Data listing =
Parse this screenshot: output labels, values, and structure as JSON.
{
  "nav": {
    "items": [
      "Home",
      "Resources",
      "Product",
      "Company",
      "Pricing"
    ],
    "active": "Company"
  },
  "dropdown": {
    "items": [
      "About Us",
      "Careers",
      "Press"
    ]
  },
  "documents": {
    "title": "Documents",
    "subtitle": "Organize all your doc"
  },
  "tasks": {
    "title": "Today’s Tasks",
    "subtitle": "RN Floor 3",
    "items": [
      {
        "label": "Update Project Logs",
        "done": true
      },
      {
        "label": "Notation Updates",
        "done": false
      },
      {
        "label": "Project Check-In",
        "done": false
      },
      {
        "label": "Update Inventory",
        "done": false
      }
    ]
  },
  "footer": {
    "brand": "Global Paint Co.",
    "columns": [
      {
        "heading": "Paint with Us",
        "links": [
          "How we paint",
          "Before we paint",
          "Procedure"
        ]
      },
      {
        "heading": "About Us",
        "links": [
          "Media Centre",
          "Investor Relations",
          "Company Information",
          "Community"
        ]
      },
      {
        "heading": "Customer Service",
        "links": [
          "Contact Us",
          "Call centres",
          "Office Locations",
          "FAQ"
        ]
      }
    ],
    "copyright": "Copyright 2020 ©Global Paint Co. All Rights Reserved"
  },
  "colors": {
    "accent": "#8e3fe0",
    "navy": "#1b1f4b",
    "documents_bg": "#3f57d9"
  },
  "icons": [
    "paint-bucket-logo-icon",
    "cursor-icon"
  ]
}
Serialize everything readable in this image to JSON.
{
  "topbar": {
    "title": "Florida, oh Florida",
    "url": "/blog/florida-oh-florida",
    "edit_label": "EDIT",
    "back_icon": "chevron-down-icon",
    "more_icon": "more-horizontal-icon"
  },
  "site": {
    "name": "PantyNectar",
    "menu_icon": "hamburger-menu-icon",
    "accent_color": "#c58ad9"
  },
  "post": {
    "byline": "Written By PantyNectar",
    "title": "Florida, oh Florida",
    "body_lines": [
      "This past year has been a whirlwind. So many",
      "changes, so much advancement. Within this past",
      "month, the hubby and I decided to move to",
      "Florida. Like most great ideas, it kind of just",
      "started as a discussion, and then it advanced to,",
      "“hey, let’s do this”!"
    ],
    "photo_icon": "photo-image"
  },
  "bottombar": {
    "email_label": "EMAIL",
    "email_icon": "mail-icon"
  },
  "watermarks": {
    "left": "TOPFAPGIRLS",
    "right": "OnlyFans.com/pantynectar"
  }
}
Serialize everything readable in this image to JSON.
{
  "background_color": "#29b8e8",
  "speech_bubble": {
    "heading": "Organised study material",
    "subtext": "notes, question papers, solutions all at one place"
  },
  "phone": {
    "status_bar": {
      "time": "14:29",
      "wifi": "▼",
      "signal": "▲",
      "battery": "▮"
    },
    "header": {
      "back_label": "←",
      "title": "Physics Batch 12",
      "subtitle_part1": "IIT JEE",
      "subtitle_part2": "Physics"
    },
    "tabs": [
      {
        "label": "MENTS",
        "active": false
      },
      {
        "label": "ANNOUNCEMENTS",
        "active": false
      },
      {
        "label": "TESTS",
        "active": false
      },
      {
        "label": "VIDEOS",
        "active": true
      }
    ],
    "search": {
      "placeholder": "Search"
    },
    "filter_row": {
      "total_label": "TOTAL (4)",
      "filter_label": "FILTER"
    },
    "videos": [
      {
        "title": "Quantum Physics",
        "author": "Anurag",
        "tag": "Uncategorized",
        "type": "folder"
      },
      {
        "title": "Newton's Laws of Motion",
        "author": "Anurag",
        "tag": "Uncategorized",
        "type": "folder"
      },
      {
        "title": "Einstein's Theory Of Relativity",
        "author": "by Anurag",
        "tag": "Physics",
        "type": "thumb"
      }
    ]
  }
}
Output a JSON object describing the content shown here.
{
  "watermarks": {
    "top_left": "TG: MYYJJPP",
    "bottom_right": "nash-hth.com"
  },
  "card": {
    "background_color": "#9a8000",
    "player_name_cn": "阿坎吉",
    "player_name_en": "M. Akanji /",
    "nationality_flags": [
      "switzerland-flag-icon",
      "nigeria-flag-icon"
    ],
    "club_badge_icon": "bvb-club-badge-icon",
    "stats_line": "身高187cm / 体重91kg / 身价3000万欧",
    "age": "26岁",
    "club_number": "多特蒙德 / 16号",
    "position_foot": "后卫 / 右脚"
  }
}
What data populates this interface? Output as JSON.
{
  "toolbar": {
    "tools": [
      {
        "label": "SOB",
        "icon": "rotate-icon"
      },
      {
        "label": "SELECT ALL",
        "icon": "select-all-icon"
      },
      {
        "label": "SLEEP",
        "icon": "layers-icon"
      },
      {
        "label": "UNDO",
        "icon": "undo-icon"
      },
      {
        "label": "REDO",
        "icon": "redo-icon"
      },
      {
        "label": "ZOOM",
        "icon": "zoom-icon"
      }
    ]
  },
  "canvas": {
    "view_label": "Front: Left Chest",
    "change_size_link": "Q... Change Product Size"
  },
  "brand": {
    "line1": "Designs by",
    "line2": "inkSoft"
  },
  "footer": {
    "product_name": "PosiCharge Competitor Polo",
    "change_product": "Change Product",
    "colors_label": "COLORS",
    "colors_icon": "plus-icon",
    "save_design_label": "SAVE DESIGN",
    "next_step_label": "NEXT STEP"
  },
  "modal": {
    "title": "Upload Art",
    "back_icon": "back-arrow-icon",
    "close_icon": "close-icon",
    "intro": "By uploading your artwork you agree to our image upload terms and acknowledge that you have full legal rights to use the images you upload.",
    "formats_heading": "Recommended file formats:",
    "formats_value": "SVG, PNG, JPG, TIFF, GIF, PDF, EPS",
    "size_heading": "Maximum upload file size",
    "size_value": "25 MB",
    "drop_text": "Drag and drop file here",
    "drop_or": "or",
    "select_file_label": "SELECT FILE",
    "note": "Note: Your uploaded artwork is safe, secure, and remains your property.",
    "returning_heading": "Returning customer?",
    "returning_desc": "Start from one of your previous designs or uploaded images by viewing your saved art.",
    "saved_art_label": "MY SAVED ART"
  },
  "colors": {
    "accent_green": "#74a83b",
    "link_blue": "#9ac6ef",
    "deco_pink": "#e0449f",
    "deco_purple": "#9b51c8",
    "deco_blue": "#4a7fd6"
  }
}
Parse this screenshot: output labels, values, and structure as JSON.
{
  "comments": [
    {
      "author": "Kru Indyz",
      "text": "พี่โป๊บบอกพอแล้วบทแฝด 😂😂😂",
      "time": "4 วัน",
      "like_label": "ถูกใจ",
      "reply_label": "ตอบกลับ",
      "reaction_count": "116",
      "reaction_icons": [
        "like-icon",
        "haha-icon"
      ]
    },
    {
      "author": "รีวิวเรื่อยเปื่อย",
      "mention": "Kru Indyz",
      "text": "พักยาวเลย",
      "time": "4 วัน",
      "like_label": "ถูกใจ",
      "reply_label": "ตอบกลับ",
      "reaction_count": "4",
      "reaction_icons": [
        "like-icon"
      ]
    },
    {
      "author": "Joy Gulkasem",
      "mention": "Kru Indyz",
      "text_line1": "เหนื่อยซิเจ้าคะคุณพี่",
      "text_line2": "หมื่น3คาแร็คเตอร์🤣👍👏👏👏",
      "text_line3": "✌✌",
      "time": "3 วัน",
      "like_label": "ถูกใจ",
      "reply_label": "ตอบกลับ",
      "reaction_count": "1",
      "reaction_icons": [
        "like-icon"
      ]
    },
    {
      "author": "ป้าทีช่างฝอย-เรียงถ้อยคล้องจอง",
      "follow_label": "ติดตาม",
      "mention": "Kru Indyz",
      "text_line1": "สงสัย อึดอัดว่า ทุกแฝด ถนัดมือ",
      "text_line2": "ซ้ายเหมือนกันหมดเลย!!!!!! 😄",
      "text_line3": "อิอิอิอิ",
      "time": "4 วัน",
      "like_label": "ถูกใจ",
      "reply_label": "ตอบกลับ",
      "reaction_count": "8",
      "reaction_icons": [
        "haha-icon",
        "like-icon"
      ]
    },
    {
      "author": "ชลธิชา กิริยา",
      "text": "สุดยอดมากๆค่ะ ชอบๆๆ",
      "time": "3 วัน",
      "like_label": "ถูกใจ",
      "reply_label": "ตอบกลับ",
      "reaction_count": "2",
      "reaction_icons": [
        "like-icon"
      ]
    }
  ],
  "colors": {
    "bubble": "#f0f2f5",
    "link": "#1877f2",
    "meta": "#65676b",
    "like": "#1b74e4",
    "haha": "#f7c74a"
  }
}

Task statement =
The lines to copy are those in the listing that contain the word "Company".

Task output =
      "Company",
    "active": "Company"
          "Company Information",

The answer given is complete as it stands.